- _EXERCISE INSTRUCTIONS_: Give back every entry below, exactly as written.

- _GIVEN INFORMATION_:
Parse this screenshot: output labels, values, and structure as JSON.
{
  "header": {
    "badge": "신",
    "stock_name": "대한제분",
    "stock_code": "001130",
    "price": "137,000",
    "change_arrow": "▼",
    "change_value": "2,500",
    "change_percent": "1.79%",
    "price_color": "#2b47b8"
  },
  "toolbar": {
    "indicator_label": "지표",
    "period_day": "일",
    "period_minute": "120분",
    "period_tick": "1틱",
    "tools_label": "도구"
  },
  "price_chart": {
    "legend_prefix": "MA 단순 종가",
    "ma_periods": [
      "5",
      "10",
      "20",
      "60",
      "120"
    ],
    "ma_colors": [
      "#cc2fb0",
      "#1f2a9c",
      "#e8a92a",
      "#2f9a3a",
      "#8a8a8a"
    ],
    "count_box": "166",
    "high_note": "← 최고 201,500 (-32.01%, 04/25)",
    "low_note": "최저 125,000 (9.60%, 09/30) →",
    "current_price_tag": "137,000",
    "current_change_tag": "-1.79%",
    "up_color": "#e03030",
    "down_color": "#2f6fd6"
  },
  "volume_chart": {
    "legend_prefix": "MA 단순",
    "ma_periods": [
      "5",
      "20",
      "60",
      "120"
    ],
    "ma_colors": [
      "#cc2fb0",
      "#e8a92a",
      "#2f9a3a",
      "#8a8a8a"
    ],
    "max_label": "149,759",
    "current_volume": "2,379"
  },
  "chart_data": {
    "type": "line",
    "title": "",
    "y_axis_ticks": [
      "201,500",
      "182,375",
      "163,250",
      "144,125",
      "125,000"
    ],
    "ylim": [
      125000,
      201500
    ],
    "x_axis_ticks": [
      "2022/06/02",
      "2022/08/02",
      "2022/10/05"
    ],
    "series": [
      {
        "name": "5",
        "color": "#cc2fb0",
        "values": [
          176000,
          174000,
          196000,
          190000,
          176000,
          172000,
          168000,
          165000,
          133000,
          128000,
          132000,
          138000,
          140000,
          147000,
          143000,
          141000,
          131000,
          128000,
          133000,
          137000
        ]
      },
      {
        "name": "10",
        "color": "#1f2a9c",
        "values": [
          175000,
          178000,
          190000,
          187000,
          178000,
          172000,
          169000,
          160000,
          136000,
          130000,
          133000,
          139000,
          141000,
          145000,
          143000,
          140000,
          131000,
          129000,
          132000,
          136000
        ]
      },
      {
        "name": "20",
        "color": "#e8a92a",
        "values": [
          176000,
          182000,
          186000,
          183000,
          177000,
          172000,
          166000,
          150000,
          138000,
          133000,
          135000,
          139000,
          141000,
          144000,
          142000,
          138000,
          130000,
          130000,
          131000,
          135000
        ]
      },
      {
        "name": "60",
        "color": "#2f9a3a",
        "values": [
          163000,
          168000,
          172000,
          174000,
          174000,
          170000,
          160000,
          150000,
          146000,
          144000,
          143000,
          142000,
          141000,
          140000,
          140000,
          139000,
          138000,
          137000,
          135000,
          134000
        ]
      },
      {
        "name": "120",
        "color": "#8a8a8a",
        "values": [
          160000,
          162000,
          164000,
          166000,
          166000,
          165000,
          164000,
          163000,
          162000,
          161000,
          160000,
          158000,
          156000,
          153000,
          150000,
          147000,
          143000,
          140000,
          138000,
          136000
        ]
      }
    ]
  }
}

- _RESULT FOR THIS TASK_:
Parse this screenshot: output labels, values, and structure as JSON.
{
  "header": {
    "badge": "신",
    "stock_name": "대한제분",
    "stock_code": "001130",
    "price": "137,000",
    "change_arrow": "▼",
    "change_value": "2,500",
    "change_percent": "1.79%",
    "price_color": "#2b47b8"
  },
  "toolbar": {
    "indicator_label": "지표",
    "period_day": "일",
    "period_minute": "120분",
    "period_tick": "1틱",
    "tools_label": "도구"
  },
  "price_chart": {
    "legend_prefix": "MA 단순 종가",
    "ma_periods": [
      "5",
      "10",
      "20",
      "60",
      "120"
    ],
    "ma_colors": [
      "#cc2fb0",
      "#1f2a9c",
      "#e8a92a",
      "#2f9a3a",
      "#8a8a8a"
    ],
    "count_box": "166",
    "high_note": "← 최고 201,500 (-32.01%, 04/25)",
    "low_note": "최저 125,000 (9.60%, 09/30) →",
    "current_price_tag": "137,000",
    "current_change_tag": "-1.79%",
    "up_color": "#e03030",
    "down_color": "#2f6fd6"
  },
  "volume_chart": {
    "legend_prefix": "MA 단순",
    "ma_periods": [
      "5",
      "20",
      "60",
      "120"
    ],
    "ma_colors": [
      "#cc2fb0",
      "#e8a92a",
      "#2f9a3a",
      "#8a8a8a"
    ],
    "max_label": "149,759",
    "current_volume": "2,379"
  },
  "chart_data": {
    "type": "line",
    "title": "",
    "y_axis_ticks": [
      "201,500",
      "182,375",
      "163,250",
      "144,125",
      "125,000"
    ],
    "ylim": [
      125000,
      201500
    ],
    "x_axis_ticks": [
      "2022/06/02",
      "2022/08/02",
      "2022/10/05"
    ],
    "series": [
      {
        "name": "5",
        "color": "#cc2fb0",
        "values": [
          176000,
          174000,
          196000,
          190000,
          176000,
          172000,
          168000,
          165000,
          133000,
          128000,
          132000,
          138000,
          140000,
          147000,
          143000,
          141000,
          131000,
          128000,
          133000,
          137000
        ]
      },
      {
        "name": "10",
        "color": "#1f2a9c",
        "values": [
          175000,
          178000,
          190000,
          187000,
          178000,
          172000,
          169000,
          160000,
          136000,
          130000,
          133000,
          139000,
          141000,
          145000,
          143000,
          140000,
          131000,
          129000,
          132000,
          136000
        ]
      },
      {
        "name": "20",
        "color": "#e8a92a",
        "values": [
          176000,
          182000,
          186000,
          183000,
          177000,
          172000,
          166000,
          150000,
          138000,
          133000,
          135000,
          139000,
          141000,
          144000,
          142000,
          138000,
          130000,
          130000,
          131000,
          135000
        ]
      },
      {
        "name": "60",
        "color": "#2f9a3a",
        "values": [
          163000,
          168000,
          172000,
          174000,
          174000,
          170000,
          160000,
          150000,
          146000,
          144000,
          143000,
          142000,
          141000,
          140000,
          140000,
          139000,
          138000,
          137000,
          135000,
          134000
        ]
      },
      {
        "name": "120",
        "color": "#8a8a8a",
        "values": [
          160000,
          162000,
          164000,
          166000,
          166000,
          165000,
          164000,
          163000,
          162000,
          161000,
          160000,
          158000,
          156000,
          153000,
          150000,
          147000,
          143000,
          140000,
          138000,
          136000
        ]
      }
    ]
  }
}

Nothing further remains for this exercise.